The first issue is ordering. That’s almost trivial with just two values, but I actually found it distracting to have “South Island” at the top of the legend, especially when the corresponding red wedge is higher on the page than the blue wedge. I had to look twice to work out which wedge was which.  Reordering with “North Island” at the top would have helped, as would putting the labels on the pie (instead of the numbers).

Second, there’s the Note:

The total pigs number includes all other pigs such as mated gilts, baconers, porkers, and piglets still on the farm.

which comes directly from the StatsNZ table (of data from the Agricultural Production Survey). I know that, because these tables are the only place Google can find even the sub-phrase “such as mated gilts”.  In the context of the table, the note says that the “at June 30” columns for total pigs include the “Breeding sows (1-year-old and over)” given in earlier columns of the table, plus other categories that someone interested in the data would probably be familiar with. Without the earlier columns, the reaction should be “other than what?”.

Looking at the StatsNZ table you also learn the reason why “At June 30” in the title is important. The total “includes piglets still on the farm”, but not the much larger number of ex-piglets that have become part of the pork products industry: there were over 600,000 piglets weaned on NZ farms during the year, but only 287,000 pigs still on farms as of June 30.

August 2, 2015

Pie chart of the week

A year-old pie chart describing Google+ users. On the right are two slices that would make up a valid but pointless pie chart: their denominator is Google+ users. On the left, two slices that have completely different denominators: all marketers and all Fortune Global 100 companies.

On top of that, it’s unlikely that the yellow slice is correct, since it’s not clear what the relevant denominator even is. And, of course, though most of the marketers probably identify as male or female, it’s not clear how the Fortune Global 100 Companies would report their gender.

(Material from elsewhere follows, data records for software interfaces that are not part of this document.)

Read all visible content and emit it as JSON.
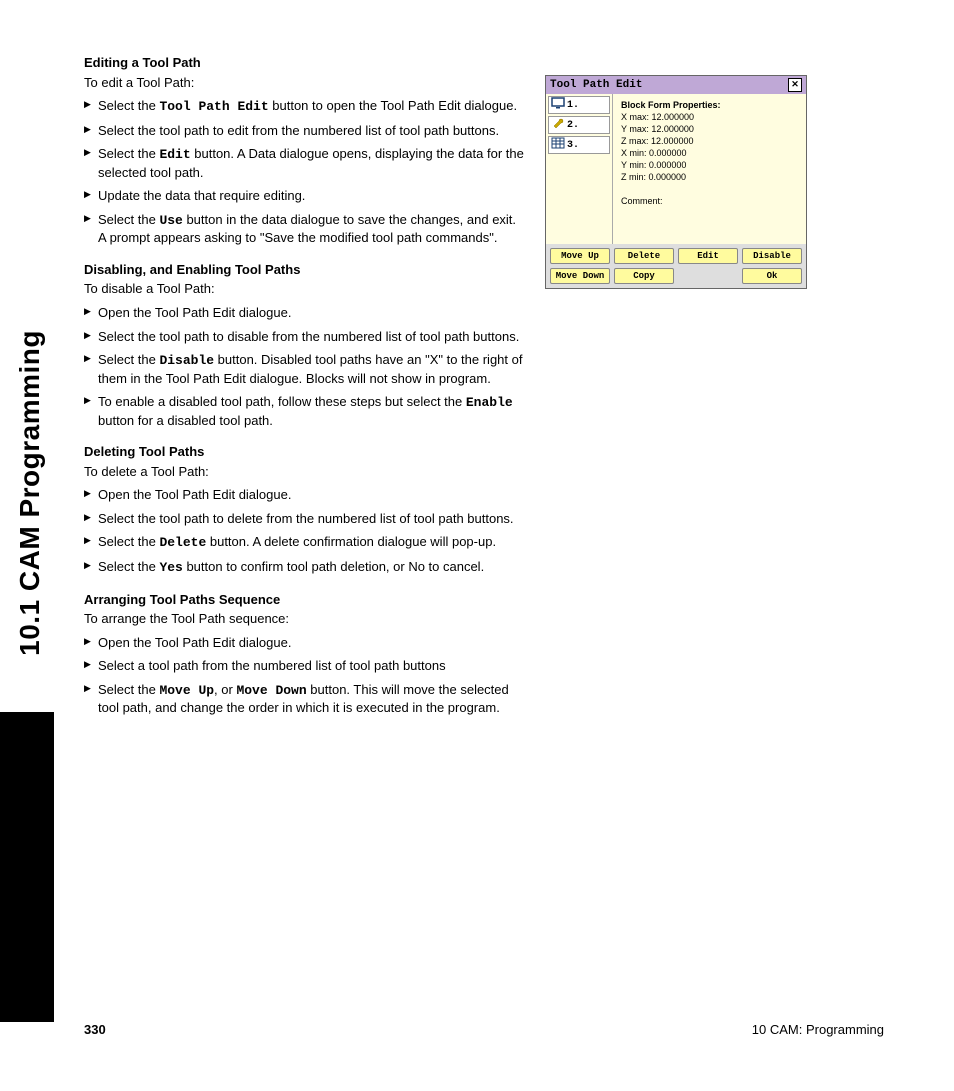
{
  "sideTab": "10.1 CAM Programming",
  "sections": [
    {
      "title": "Editing a Tool Path",
      "intro": "To edit a Tool Path:",
      "bullets": [
        {
          "pre": "Select the ",
          "mono": "Tool Path Edit",
          "post": " button to open the Tool Path Edit dialogue."
        },
        {
          "pre": "Select the tool path to edit from the numbered list of tool path buttons.",
          "mono": "",
          "post": ""
        },
        {
          "pre": "Select the ",
          "mono": "Edit",
          "post": " button. A Data dialogue opens, displaying the data for the selected tool path."
        },
        {
          "pre": "Update the data that require editing.",
          "mono": "",
          "post": ""
        },
        {
          "pre": "Select the ",
          "mono": "Use",
          "post": " button in the data dialogue to save the changes, and exit.  A prompt appears asking to \"Save the modified tool path commands\"."
        }
      ]
    },
    {
      "title": "Disabling, and Enabling Tool Paths",
      "intro": "To disable a Tool Path:",
      "bullets": [
        {
          "pre": "Open the Tool Path Edit dialogue.",
          "mono": "",
          "post": ""
        },
        {
          "pre": "Select the tool path to disable from the numbered list of tool path buttons.",
          "mono": "",
          "post": ""
        },
        {
          "pre": "Select the ",
          "mono": "Disable",
          "post": " button. Disabled tool paths have an \"X\" to the right of them in the Tool Path Edit dialogue. Blocks will not show in program."
        },
        {
          "pre": "To enable a disabled tool path, follow these steps but select the ",
          "mono": "Enable",
          "post": " button for a disabled tool path."
        }
      ]
    },
    {
      "title": "Deleting Tool Paths",
      "intro": "To delete a Tool Path:",
      "bullets": [
        {
          "pre": "Open the Tool Path Edit dialogue.",
          "mono": "",
          "post": ""
        },
        {
          "pre": "Select the tool path to delete from the numbered list of tool path buttons.",
          "mono": "",
          "post": ""
        },
        {
          "pre": "Select the ",
          "mono": "Delete",
          "post": " button. A delete confirmation dialogue will pop-up."
        },
        {
          "pre": "Select the ",
          "mono": "Yes",
          "post": " button to confirm tool path deletion, or No to cancel."
        }
      ]
    },
    {
      "title": "Arranging Tool Paths Sequence",
      "intro": "To arrange the Tool Path sequence:",
      "bullets": [
        {
          "pre": "Open the Tool Path Edit dialogue.",
          "mono": "",
          "post": ""
        },
        {
          "pre": "Select a tool path from the numbered list of tool path buttons",
          "mono": "",
          "post": ""
        },
        {
          "pre": "Select the ",
          "mono": "Move Up",
          "mid": ", or ",
          "mono2": "Move Down",
          "post": " button. This will move the selected tool path, and change the order in which it is executed in the program."
        }
      ]
    }
  ],
  "footer": {
    "pageNum": "330",
    "chapter": "10 CAM: Programming"
  },
  "dialog": {
    "title": "Tool Path Edit",
    "close": "✕",
    "items": [
      {
        "num": "1.",
        "icon": "monitor"
      },
      {
        "num": "2.",
        "icon": "wrench"
      },
      {
        "num": "3.",
        "icon": "grid"
      }
    ],
    "propsTitle": "Block Form Properties:",
    "props": [
      "X max: 12.000000",
      "Y max: 12.000000",
      "Z max: 12.000000",
      "X min: 0.000000",
      "Y min: 0.000000",
      "Z min: 0.000000",
      "",
      "Comment:"
    ],
    "buttons": [
      "Move Up",
      "Delete",
      "Edit",
      "Disable",
      "Move Down",
      "Copy",
      "",
      "Ok"
    ]
  }
}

From @NoahSlater, via @LewSOS, originally from kwikturnmedia about 18 months ago.